━━━ GIVEN ENTRIES

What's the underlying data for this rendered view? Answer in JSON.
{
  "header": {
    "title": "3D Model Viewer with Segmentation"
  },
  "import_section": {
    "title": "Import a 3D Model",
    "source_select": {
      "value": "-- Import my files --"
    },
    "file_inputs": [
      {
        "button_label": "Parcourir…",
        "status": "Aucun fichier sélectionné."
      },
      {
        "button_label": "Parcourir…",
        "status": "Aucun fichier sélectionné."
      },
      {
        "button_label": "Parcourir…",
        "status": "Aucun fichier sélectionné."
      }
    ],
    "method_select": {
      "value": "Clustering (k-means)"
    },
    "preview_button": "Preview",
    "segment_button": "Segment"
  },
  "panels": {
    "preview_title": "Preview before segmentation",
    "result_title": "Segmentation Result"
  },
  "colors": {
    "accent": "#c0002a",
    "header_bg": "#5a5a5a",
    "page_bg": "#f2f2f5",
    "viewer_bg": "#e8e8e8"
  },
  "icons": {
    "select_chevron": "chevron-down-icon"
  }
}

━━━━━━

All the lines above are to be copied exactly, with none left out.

What's the underlying data for this rendered view? Answer in JSON.
{
  "header": {
    "title": "3D Model Viewer with Segmentation"
  },
  "import_section": {
    "title": "Import a 3D Model",
    "source_select": {
      "value": "-- Import my files --"
    },
    "file_inputs": [
      {
        "button_label": "Parcourir…",
        "status": "Aucun fichier sélectionné."
      },
      {
        "button_label": "Parcourir…",
        "status": "Aucun fichier sélectionné."
      },
      {
        "button_label": "Parcourir…",
        "status": "Aucun fichier sélectionné."
      }
    ],
    "method_select": {
      "value": "Clustering (k-means)"
    },
    "preview_button": "Preview",
    "segment_button": "Segment"
  },
  "panels": {
    "preview_title": "Preview before segmentation",
    "result_title": "Segmentation Result"
  },
  "colors": {
    "accent": "#c0002a",
    "header_bg": "#5a5a5a",
    "page_bg": "#f2f2f5",
    "viewer_bg": "#e8e8e8"
  },
  "icons": {
    "select_chevron": "chevron-down-icon"
  }
}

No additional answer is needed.